- SOURCE MATERIAL -
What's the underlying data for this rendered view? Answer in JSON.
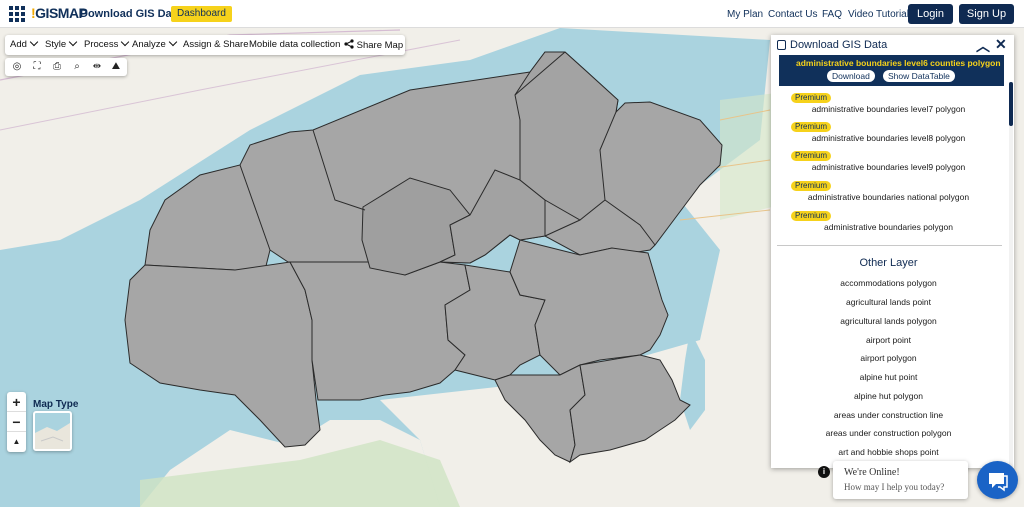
{
  "header": {
    "logo_text": "GISMAP",
    "app_title": "Download GIS Data",
    "dashboard_label": "Dashboard",
    "nav": [
      "My Plan",
      "Contact Us",
      "FAQ",
      "Video Tutorial"
    ],
    "login_label": "Login",
    "signup_label": "Sign Up"
  },
  "toolbar": {
    "add": "Add",
    "style": "Style",
    "process": "Process",
    "analyze": "Analyze",
    "assign_share": "Assign & Share",
    "mobile": "Mobile data collection",
    "share_map": "Share Map"
  },
  "map_controls": {
    "zoom_in": "+",
    "zoom_out": "−",
    "north": "▲",
    "map_type_label": "Map Type"
  },
  "panel": {
    "title": "Download GIS Data",
    "selected_layer": "administrative boundaries level6 counties polygon",
    "download_label": "Download",
    "show_table_label": "Show DataTable",
    "premium_badge": "Premium",
    "premium_layers": [
      "administrative boundaries level7 polygon",
      "administrative boundaries level8 polygon",
      "administrative boundaries level9 polygon",
      "administrative boundaries national polygon",
      "administrative boundaries polygon"
    ],
    "other_title": "Other Layer",
    "other_layers": [
      "accommodations polygon",
      "agricultural lands point",
      "agricultural lands polygon",
      "airport point",
      "airport polygon",
      "alpine hut point",
      "alpine hut polygon",
      "areas under construction line",
      "areas under construction polygon",
      "art and hobbie shops point"
    ]
  },
  "chat": {
    "online": "We're Online!",
    "help": "How may I help you today?"
  },
  "colors": {
    "navy": "#10305a",
    "accent_yellow": "#f6d21b",
    "county_fill": "#a6a6a6",
    "sea": "#aad3df",
    "land": "#f1efe9"
  }
}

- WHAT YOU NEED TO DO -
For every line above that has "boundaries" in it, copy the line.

- OUTPUT BELOW -
    "selected_layer": "administrative boundaries level6 counties polygon",
      "administrative boundaries level7 polygon",
      "administrative boundaries level8 polygon",
      "administrative boundaries level9 polygon",
      "administrative boundaries national polygon",
      "administrative boundaries polygon"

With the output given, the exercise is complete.